Finally, both War of Will and Long Range Toddy continued to slide sideways, nudging Country House at least one path wide, but less dangerously than the other two. All of this transpired in just more than a second. But it was a moment fraught with danger in a year when horse racing suffered mightily from too much death (the 23 horses who died at Santa Anita between Dec. 24 and March 31).
Chief steward Borden said, “We had a lengthy review of the race.” Indeed. More Borden: “We determined that the seven horse (Maximum Security) drifted out and impacted the progress of the number one, in turn, interfering with the 18 and 21 (Bodexpress, the longest shot in the field at 71-1). These horses were all affected, we thought, by the interference. Therefore we unanimously determined to disqualify number seven (Maximum Security) and place him behind the 18, the 18 being the lowest-placed horse that he bothered, which is our typical procedure.”
The result of the disqualification and re-placing left Country House in first, Code of Honor in second and Tacitus in third, giving Mott the first- and third-place finishers.
The decision is likely to be debated further, probably endlessly. What’s unknown is unknown forever, but it seems unlikely that Country House would have caught Maximum Security no matter how far they ran. War of Will is another matter. But it’s difficult to imagine the carnage that would have ensued if Gaffalione had not kept War of Will upright. However: It is baffling that the stewards watched that rodeo and did not instantly initiate a stewards’ inquiry into the finish, which is standard practice when there might have been fouls. Also: For the stewards to refuse questions after changing the order of finish in the Kentucky Derby for the first time in history is a terrible look that will not age well.
Nearly an hour after the race, Gary West met with Servis. Both men claimed to have not seen a satisfactory replay of the race, which is surprising considering the number of times it was replayed on the giant infield screen. West is known throughout racing as a class act who has given more to the game than it has given him. His Derby pain goes back 16 years to when contender Buddha was scratched in race week. But he was not immediately accepting of this outcome. “I’ve seen $5,000 claimers have much worse problems than this horse and not get qualified,” West said. “I think it was a very bad decision. I might change my mind.”
His mindset remained fluid. Minutes later, after Servis talked with the stewards, West and Servis both said they would consider any appeal of the disqualification. It is unclear what avenues would be available, but as night fell on Louisville, it remained possible that the Derby would be contested beyond the First Saturday in May.
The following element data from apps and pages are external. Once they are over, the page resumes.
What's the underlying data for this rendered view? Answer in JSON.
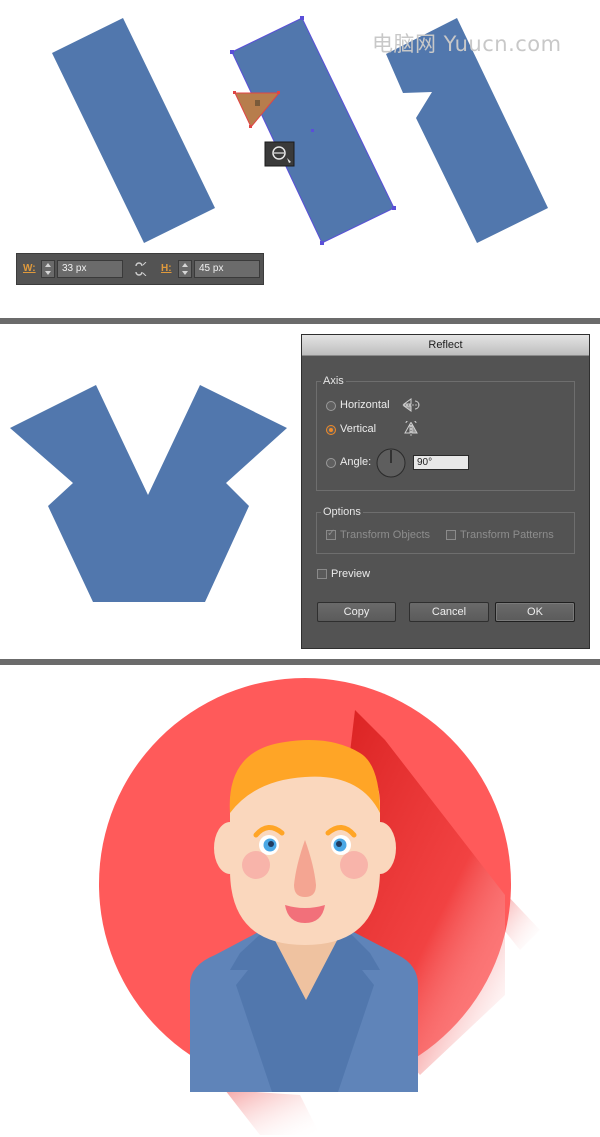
{
  "watermark": {
    "text": "电脑网 Yuucn.com"
  },
  "transform_toolbar": {
    "width_label": "W:",
    "width_value": "33 px",
    "height_label": "H:",
    "height_value": "45 px"
  },
  "reflect_dialog": {
    "title": "Reflect",
    "axis_group_label": "Axis",
    "horizontal_label": "Horizontal",
    "vertical_label": "Vertical",
    "angle_label": "Angle:",
    "angle_value": "90°",
    "selected_axis": "Vertical",
    "options_group_label": "Options",
    "transform_objects_label": "Transform Objects",
    "transform_patterns_label": "Transform Patterns",
    "preview_label": "Preview",
    "copy_label": "Copy",
    "cancel_label": "Cancel",
    "ok_label": "OK"
  },
  "colors": {
    "shape_blue": "#5177ad",
    "selection_purple": "#5a4fd8",
    "triangle_orange": "#b77d4c",
    "circle_red": "#ff5a5a",
    "hair_orange": "#ffa526",
    "skin": "#fad7bd",
    "shirt_blue": "#5f84b9"
  },
  "icons": {
    "lock": "link-constrain-icon",
    "cursor": "reflect-cursor-icon",
    "horizontal": "reflect-horizontal-icon",
    "vertical": "reflect-vertical-icon"
  }
}
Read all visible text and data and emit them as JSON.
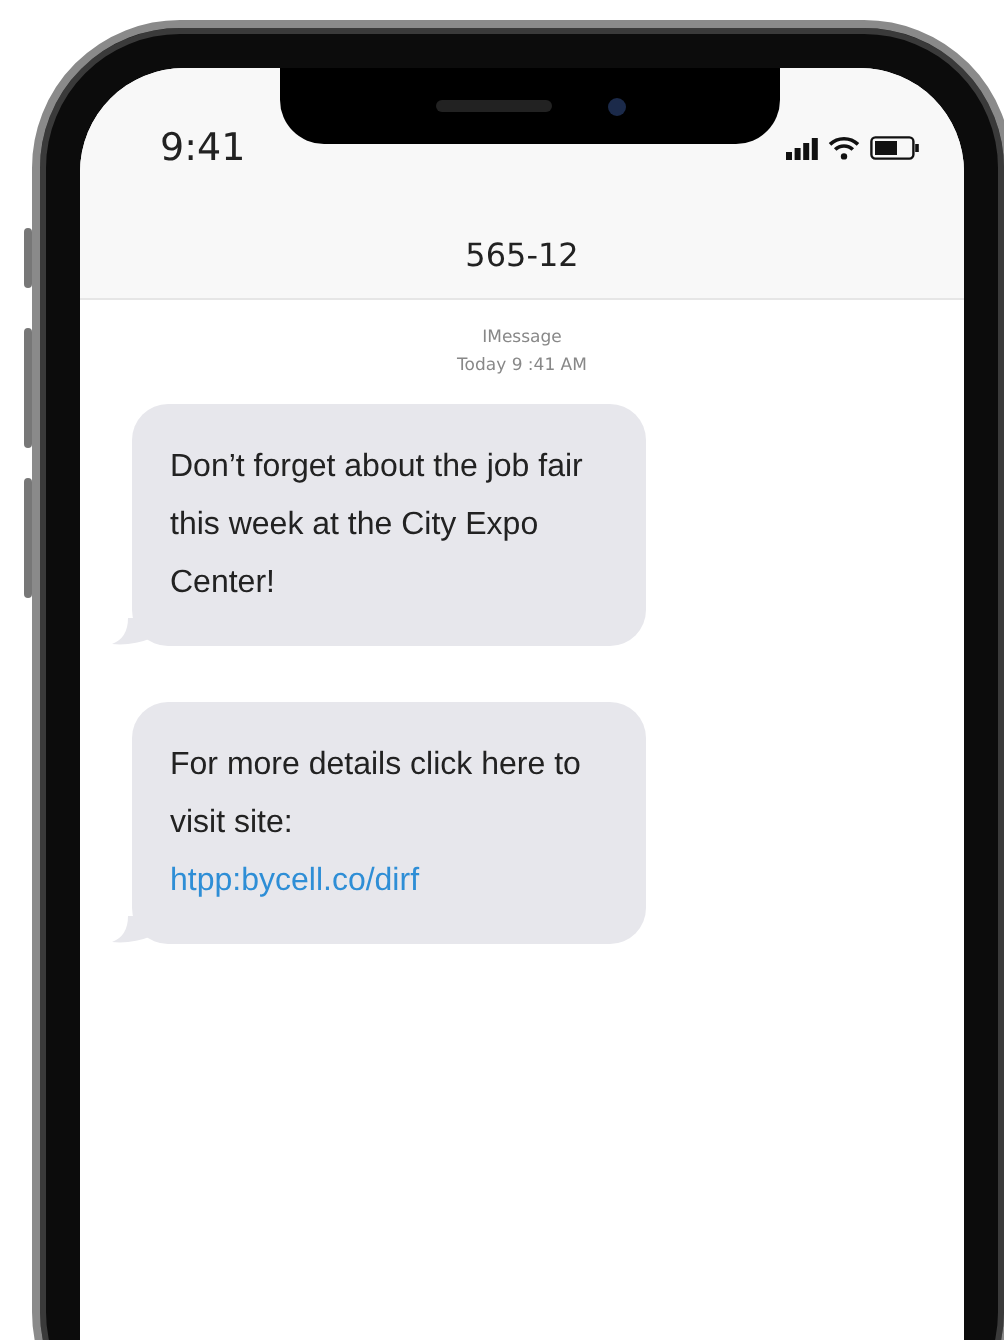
{
  "status_bar": {
    "time": "9:41"
  },
  "conversation": {
    "title": "565-12"
  },
  "service_label": "IMessage",
  "timestamp": "Today 9 :41 AM",
  "messages": [
    {
      "text": "Don’t forget about the job fair this week at the City Expo Center!"
    },
    {
      "text": "For more details click here to visit site:",
      "link": "htpp:bycell.co/dirf"
    }
  ]
}
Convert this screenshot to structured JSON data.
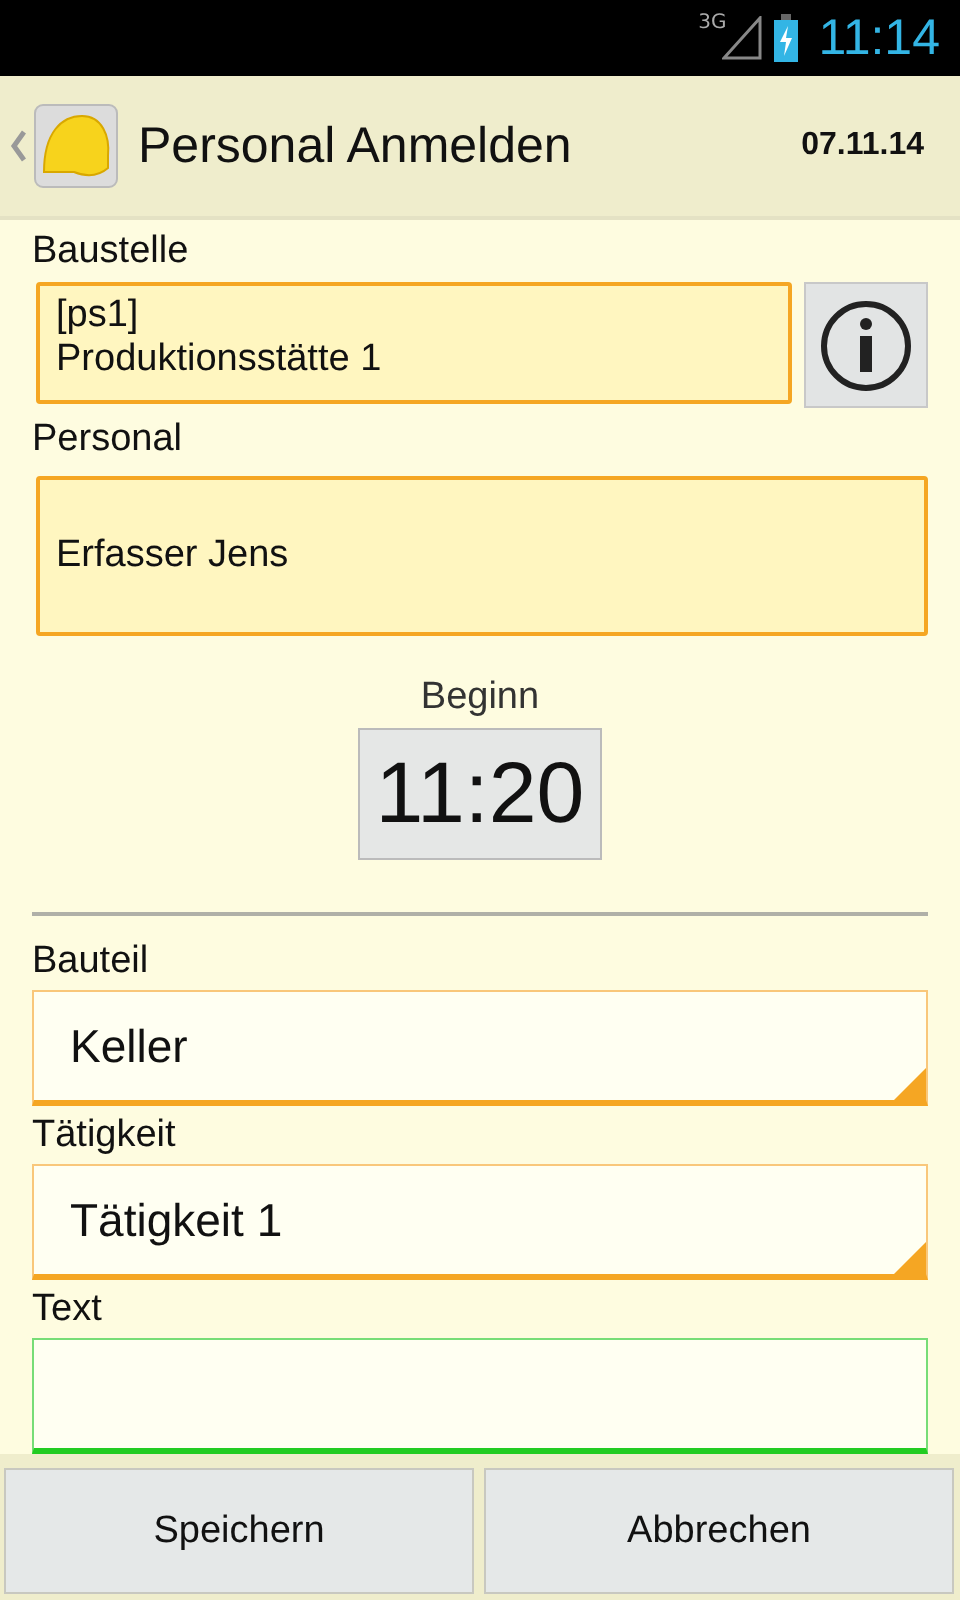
{
  "status_bar": {
    "network": "3G",
    "time": "11:14",
    "charging": true
  },
  "action_bar": {
    "title": "Personal Anmelden",
    "date": "07.11.14"
  },
  "baustelle": {
    "label": "Baustelle",
    "lines": [
      "[ps1]",
      "Produktionsstätte 1"
    ]
  },
  "personal": {
    "label": "Personal",
    "value": "Erfasser Jens"
  },
  "beginn": {
    "label": "Beginn",
    "time": "11:20"
  },
  "fields": [
    {
      "kind": "spinner",
      "label": "Bauteil",
      "value": "Keller",
      "focused": false
    },
    {
      "kind": "spinner",
      "label": "Tätigkeit",
      "value": "Tätigkeit 1",
      "focused": false
    },
    {
      "kind": "text",
      "label": "Text",
      "focused": true
    }
  ],
  "buttons": [
    "Speichern",
    "Abbrechen"
  ]
}
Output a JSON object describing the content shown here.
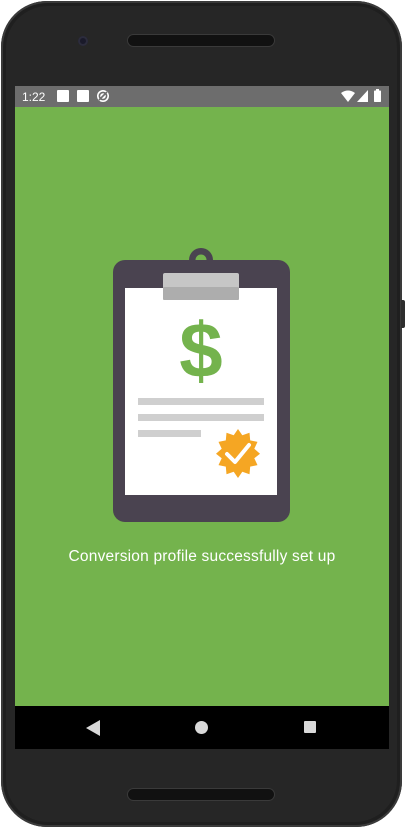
{
  "status_bar": {
    "time": "1:22",
    "icons": [
      "notification-square-icon",
      "notification-square-icon",
      "sync-icon",
      "wifi-icon",
      "signal-icon",
      "battery-icon"
    ]
  },
  "illustration": {
    "name": "clipboard-with-dollar-and-verified-badge",
    "symbol": "$",
    "colors": {
      "background": "#74b34d",
      "clipboard": "#4a4350",
      "paper": "#ffffff",
      "clip": "#b7b7b7",
      "dollar": "#74b34d",
      "lines": "#cfcfcf",
      "badge": "#f5a623"
    }
  },
  "message": {
    "text": "Conversion profile successfully set up"
  },
  "nav_bar": {
    "buttons": [
      "back-icon",
      "home-icon",
      "recents-icon"
    ]
  }
}
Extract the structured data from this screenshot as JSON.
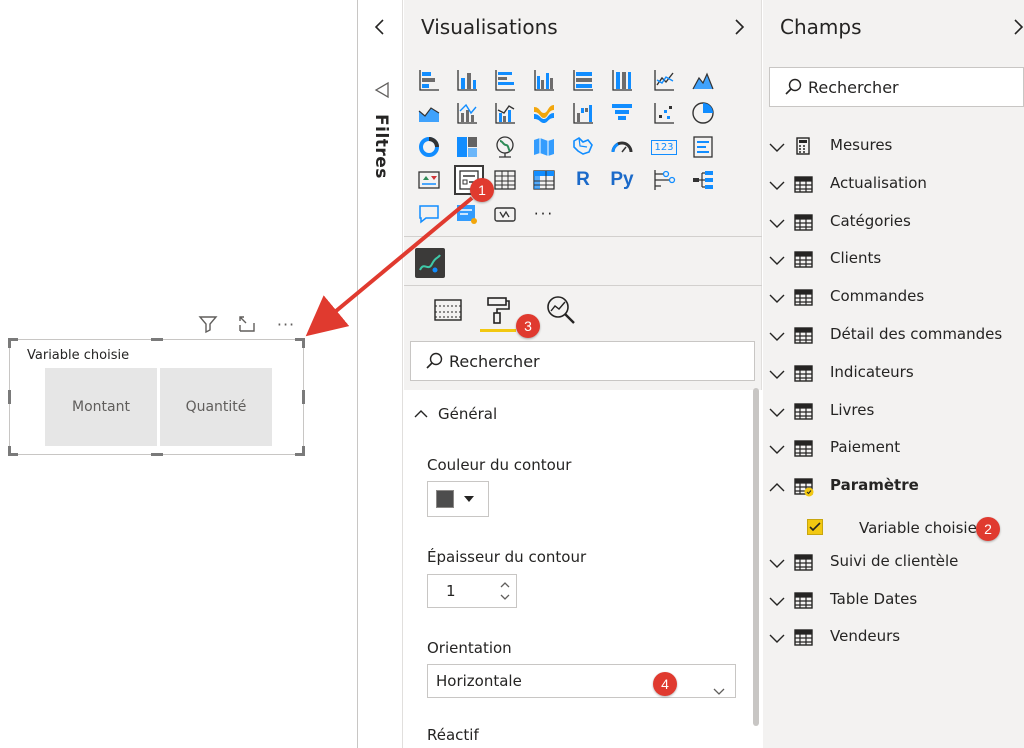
{
  "canvas": {
    "slicer": {
      "title": "Variable choisie",
      "items": [
        "Montant",
        "Quantité"
      ]
    },
    "visual_header_icons": [
      "filter-icon",
      "focus-mode-icon",
      "more-options-icon"
    ],
    "visual_header_more": "···"
  },
  "filters_pane": {
    "title": "Filtres"
  },
  "visualisations_pane": {
    "title": "Visualisations",
    "more_visuals": "···",
    "r_label": "R",
    "py_label": "Py",
    "card_label": "123",
    "search_placeholder": "Rechercher",
    "format": {
      "section": "Général",
      "border_color_label": "Couleur du contour",
      "border_color": "#4d4d4d",
      "border_thickness_label": "Épaisseur du contour",
      "border_thickness_value": "1",
      "orientation_label": "Orientation",
      "orientation_value": "Horizontale",
      "responsive_label": "Réactif"
    }
  },
  "fields_pane": {
    "title": "Champs",
    "search_placeholder": "Rechercher",
    "tables": [
      {
        "label": "Mesures",
        "icon": "calculator-icon",
        "expanded": false
      },
      {
        "label": "Actualisation",
        "icon": "table-icon",
        "expanded": false
      },
      {
        "label": "Catégories",
        "icon": "table-icon",
        "expanded": false
      },
      {
        "label": "Clients",
        "icon": "table-icon",
        "expanded": false
      },
      {
        "label": "Commandes",
        "icon": "table-icon",
        "expanded": false
      },
      {
        "label": "Détail des commandes",
        "icon": "table-icon",
        "expanded": false
      },
      {
        "label": "Indicateurs",
        "icon": "table-icon",
        "expanded": false
      },
      {
        "label": "Livres",
        "icon": "table-icon",
        "expanded": false
      },
      {
        "label": "Paiement",
        "icon": "table-icon",
        "expanded": false
      },
      {
        "label": "Paramètre",
        "icon": "table-icon",
        "expanded": true
      },
      {
        "label": "Suivi de clientèle",
        "icon": "table-icon",
        "expanded": false
      },
      {
        "label": "Table Dates",
        "icon": "table-icon",
        "expanded": false
      },
      {
        "label": "Vendeurs",
        "icon": "table-icon",
        "expanded": false
      }
    ],
    "selected_field": "Variable choisie"
  },
  "callouts": [
    "1",
    "2",
    "3",
    "4"
  ],
  "colors": {
    "accent": "#f2c811",
    "callout": "#e03a2f",
    "pane_bg": "#f3f2f1"
  }
}
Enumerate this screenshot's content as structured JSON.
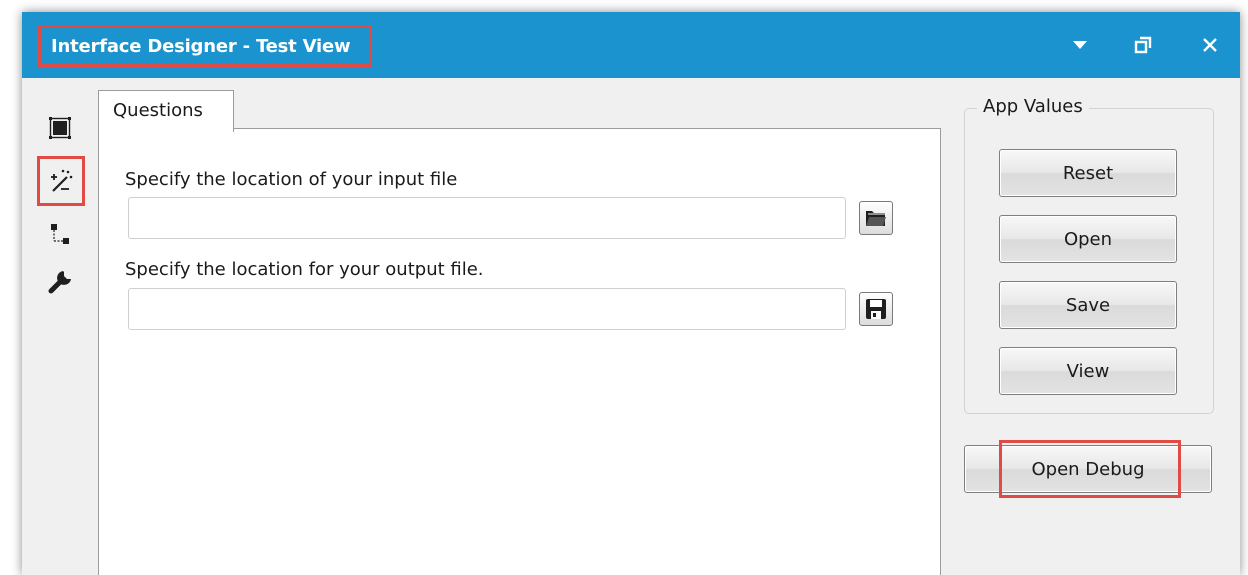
{
  "window": {
    "title": "Interface Designer - Test View",
    "accent_color": "#1a93cf",
    "highlight_color": "#e04b45",
    "controls": [
      "dropdown-arrow-icon",
      "restore-window-icon",
      "close-icon"
    ]
  },
  "toolbar": {
    "items": [
      {
        "icon": "layout-icon",
        "selected": false
      },
      {
        "icon": "magic-wand-icon",
        "selected": true
      },
      {
        "icon": "tree-connector-icon",
        "selected": false
      },
      {
        "icon": "wrench-icon",
        "selected": false
      }
    ]
  },
  "tabs": [
    {
      "label": "Questions",
      "active": true
    }
  ],
  "questions": [
    {
      "label": "Specify the location of your input file",
      "value": "",
      "browse_icon": "open-folder-icon"
    },
    {
      "label": "Specify the location for your output file.",
      "value": "",
      "browse_icon": "save-disk-icon"
    }
  ],
  "app_values": {
    "legend": "App Values",
    "buttons": [
      "Reset",
      "Open",
      "Save",
      "View"
    ]
  },
  "debug_button_label": "Open Debug"
}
In aftermath of the decision, Mott moved slowly across the racetrack, in possession of the Derby, a race that he had listened to as a boy in South Dakota. He never envisioned it happening like this, and nor did the rest of us. “I really didn’t want to win this way,” he said. “I wish he had pulled away nice and clean and won by five.” Mott shrugged. “This is what happened.”
The mud pulled his feet deeper into the track and brown water pooled at his ankles. Fans shuffled toward distant parking lots and long rides home. A light wind whispered across the earth and the skies grew ever darker, a curtain falling noiselessly on a theater of the surreal.